One huge advantage that this experience has afforded me is to be able to raise my children in the admonition of the Lord and being able to teach my children what I want them to learn in order to deal with the world based on my family’s beliefs.

4. Have you connected with any local organizations for assistance/guidance? If so, which ones and in what ways have they been helpful?

There was not a lot of red tape to get started. It is very important to figure out how your child learns and then to identify the appropriate curriculum. I have used the Christian Light Education Curriculum. There are many choices depending on where your child is.

If you go through a correspondence school such as the Citizens’ High School, you can receive all books, credentials, transcripts, diplomas and testing materials. I paid a fee and utilized Citizens’ for assistance.

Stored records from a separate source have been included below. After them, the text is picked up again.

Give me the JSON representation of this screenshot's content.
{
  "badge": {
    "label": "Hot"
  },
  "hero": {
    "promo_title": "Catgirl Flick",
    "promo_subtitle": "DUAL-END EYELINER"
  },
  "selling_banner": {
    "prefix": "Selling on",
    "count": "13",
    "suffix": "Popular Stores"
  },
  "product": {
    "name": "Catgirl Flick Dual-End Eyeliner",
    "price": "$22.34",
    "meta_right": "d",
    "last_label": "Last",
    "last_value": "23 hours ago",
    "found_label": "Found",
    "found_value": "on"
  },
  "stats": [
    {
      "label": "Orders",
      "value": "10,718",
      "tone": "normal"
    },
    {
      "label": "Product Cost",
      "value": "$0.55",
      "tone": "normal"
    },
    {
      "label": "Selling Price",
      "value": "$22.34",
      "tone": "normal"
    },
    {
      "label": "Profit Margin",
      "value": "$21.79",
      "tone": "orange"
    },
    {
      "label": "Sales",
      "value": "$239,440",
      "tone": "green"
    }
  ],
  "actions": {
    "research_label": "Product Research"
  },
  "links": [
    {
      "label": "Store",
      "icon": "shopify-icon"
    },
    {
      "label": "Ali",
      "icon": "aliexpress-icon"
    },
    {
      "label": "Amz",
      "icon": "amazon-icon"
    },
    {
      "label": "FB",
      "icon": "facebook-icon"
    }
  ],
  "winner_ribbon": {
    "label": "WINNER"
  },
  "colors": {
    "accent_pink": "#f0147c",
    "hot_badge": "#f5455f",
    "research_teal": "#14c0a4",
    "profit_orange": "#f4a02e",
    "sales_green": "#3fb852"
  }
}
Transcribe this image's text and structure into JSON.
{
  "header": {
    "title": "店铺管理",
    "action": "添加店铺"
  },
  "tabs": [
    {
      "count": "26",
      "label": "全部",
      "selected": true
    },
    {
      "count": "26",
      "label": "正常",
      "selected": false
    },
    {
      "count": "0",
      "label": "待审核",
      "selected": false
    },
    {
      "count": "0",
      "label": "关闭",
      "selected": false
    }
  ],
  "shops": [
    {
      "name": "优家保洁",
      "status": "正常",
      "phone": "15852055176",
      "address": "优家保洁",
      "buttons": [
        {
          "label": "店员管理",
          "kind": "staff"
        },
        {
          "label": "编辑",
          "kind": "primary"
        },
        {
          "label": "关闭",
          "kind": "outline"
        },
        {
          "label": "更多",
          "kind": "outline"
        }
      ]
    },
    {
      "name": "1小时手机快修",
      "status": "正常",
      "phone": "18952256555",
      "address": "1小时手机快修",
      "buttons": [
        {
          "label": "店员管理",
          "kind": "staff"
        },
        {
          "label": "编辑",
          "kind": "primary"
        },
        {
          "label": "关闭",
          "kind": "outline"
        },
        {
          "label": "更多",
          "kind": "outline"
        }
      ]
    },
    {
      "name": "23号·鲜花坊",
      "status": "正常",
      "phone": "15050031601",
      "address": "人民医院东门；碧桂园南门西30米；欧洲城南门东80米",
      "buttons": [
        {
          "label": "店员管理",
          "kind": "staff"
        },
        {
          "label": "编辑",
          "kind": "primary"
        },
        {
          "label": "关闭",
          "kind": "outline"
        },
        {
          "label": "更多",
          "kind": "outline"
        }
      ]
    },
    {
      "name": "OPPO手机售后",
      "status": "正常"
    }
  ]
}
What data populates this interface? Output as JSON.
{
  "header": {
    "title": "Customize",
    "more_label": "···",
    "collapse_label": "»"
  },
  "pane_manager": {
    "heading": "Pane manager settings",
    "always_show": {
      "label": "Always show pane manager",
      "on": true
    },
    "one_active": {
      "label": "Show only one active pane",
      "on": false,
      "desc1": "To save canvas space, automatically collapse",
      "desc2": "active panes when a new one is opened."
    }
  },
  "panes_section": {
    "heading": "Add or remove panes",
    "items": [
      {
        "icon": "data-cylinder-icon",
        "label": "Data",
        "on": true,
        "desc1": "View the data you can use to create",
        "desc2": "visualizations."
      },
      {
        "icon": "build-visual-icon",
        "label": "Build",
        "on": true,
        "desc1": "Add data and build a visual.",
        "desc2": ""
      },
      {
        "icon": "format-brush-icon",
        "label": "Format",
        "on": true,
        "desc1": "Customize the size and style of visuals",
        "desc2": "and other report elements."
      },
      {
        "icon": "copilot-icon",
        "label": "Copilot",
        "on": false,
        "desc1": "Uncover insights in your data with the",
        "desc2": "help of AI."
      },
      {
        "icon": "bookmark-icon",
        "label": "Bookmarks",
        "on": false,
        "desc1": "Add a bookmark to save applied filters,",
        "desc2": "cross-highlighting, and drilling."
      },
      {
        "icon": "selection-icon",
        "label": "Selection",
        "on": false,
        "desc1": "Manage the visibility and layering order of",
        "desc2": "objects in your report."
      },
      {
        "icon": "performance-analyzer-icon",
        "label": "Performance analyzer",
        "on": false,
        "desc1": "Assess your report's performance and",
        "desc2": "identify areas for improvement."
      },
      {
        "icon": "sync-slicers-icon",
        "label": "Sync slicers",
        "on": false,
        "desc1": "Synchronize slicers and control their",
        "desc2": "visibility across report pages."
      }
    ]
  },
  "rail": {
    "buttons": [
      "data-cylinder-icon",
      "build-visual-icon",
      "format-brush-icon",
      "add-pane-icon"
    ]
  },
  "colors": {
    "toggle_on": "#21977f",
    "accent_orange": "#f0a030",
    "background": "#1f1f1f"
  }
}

Also, many churches serve as umbrella organizations for the home schooling community. There are people in the faith-based sector that will help you administratively. Most homeschool communities have the normal events (field trips, proms, dances, art classes, music, gym) that a public school setting would offer.

5. For parents who may be considering homeschooling, what are your top 3 – 5 recommendations?
  • Prayer— you have to know exactly what you are getting yourself into.
  • Make sure your home is going to be happy with this decision—discuss the pros and cons with all family members that will be included and affected.
  • Ask what activities children can get involved in at other schools.
  • Find an umbrella group so that you can get advice from someone experienced.
  • Do your research to make sure you find the best curriculum for your child’s learning ability, know your child’s way of learning and their work ethic. Make sure you dot all “T’s” and “I’s”.
Resources are out there, many through faith-based organizations. In order for your child to have a variety of experiences, you have to join events. You have to do your research. Parents have to be involved regardless of the type of system, home or public, in teaching their child.

6. How can the Prince George’s County Public School System and the county, in general, better support parents who are taking on this huge and amazing responsibility?

Make additional resources available! We have no resources from the Prince George’s County Public School system. Homeschooling parents have to pay for everything! If a child has an Individualized Education Plan (IEP) or needs a speech therapist, a parent has to pay unlike in the school system (public or private), where those types of specialized services are provided at no cost.

Visit to download and read the accompanying informational brief, SnapShot.